Task details: Whenever a line carries the word "NZDUSD", pull it out of the entries.

· · · · · · ·

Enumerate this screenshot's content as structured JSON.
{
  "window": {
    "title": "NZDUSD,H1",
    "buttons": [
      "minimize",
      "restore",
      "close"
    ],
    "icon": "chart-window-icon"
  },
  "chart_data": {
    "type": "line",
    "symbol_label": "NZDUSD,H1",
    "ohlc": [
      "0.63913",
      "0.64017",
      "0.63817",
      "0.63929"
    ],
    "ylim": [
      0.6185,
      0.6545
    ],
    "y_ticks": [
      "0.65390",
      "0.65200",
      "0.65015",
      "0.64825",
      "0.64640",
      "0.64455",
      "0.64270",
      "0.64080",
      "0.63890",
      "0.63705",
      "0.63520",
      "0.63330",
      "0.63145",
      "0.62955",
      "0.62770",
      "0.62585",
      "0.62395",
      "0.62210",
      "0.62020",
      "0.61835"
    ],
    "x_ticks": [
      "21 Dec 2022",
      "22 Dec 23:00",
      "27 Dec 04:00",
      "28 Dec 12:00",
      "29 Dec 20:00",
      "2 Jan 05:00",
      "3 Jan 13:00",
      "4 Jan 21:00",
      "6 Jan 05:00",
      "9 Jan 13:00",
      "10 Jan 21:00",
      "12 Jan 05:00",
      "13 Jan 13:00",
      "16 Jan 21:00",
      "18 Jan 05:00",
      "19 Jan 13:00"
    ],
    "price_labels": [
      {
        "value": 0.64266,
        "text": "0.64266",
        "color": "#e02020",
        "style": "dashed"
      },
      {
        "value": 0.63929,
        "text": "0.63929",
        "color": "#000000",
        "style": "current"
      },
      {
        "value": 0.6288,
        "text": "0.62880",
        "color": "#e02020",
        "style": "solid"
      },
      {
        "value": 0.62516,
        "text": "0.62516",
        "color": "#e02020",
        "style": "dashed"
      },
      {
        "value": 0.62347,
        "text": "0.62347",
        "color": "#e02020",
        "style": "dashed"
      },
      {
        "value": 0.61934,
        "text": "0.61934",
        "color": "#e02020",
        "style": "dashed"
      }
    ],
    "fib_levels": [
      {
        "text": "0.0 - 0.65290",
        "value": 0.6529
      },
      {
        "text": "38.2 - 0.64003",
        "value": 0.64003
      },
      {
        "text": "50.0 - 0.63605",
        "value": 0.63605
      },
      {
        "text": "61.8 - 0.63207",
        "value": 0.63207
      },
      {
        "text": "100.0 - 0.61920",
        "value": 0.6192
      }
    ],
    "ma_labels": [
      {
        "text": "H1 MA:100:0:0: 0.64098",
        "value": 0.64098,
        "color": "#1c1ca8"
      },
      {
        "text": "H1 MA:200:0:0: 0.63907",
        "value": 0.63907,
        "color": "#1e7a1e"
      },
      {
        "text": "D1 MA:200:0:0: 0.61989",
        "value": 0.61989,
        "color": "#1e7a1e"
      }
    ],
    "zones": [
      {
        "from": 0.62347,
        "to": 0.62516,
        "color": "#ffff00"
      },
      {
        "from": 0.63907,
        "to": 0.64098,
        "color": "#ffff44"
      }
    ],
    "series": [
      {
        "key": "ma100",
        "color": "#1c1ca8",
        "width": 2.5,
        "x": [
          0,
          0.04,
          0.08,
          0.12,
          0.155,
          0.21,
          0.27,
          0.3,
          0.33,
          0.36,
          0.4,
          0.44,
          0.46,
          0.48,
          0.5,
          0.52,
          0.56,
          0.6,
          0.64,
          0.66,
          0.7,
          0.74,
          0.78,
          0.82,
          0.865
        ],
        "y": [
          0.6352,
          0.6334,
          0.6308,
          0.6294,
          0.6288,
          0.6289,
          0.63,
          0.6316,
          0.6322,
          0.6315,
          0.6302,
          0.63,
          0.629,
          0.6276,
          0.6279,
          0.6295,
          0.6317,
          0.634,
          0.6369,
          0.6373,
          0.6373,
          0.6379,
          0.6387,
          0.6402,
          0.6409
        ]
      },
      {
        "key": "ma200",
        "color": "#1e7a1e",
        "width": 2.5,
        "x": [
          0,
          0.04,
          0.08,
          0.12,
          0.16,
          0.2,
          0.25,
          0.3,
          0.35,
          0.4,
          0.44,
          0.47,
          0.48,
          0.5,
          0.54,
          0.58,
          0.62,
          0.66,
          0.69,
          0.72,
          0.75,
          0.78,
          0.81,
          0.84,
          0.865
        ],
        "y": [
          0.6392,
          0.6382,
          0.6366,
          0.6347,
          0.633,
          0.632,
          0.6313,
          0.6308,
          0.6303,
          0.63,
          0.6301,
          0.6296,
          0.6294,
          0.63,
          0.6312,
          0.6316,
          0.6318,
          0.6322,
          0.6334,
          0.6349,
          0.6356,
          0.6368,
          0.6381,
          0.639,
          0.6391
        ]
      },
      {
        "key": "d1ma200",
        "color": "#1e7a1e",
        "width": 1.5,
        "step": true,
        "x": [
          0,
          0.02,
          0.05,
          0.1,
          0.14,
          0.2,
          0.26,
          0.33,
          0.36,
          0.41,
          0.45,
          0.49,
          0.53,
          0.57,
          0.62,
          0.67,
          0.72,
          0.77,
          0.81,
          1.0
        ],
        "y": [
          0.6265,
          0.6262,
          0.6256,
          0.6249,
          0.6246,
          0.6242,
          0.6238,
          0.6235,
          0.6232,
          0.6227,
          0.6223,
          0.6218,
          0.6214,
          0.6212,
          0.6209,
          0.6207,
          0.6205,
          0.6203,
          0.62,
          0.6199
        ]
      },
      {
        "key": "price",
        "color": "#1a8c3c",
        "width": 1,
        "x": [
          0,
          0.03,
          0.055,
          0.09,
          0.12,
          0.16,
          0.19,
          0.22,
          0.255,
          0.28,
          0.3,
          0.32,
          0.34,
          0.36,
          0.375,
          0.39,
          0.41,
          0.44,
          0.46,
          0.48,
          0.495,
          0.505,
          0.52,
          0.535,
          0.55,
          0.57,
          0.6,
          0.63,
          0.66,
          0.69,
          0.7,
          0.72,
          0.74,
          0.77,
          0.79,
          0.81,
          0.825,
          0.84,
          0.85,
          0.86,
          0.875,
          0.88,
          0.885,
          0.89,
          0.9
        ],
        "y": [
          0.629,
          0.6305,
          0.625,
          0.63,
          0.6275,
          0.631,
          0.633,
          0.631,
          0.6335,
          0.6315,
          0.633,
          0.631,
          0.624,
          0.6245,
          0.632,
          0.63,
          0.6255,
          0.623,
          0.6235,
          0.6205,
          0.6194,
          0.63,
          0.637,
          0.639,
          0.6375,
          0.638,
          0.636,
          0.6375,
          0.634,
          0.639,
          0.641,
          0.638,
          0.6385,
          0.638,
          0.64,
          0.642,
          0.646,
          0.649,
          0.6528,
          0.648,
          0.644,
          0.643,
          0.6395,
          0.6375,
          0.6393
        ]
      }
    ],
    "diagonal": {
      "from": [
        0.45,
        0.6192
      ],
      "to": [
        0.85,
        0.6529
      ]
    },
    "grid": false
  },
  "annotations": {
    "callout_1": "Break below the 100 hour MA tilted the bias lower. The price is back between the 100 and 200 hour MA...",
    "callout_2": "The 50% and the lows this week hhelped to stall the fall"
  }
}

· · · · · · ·

Output:
    "title": "NZDUSD,H1",
    "symbol_label": "NZDUSD,H1",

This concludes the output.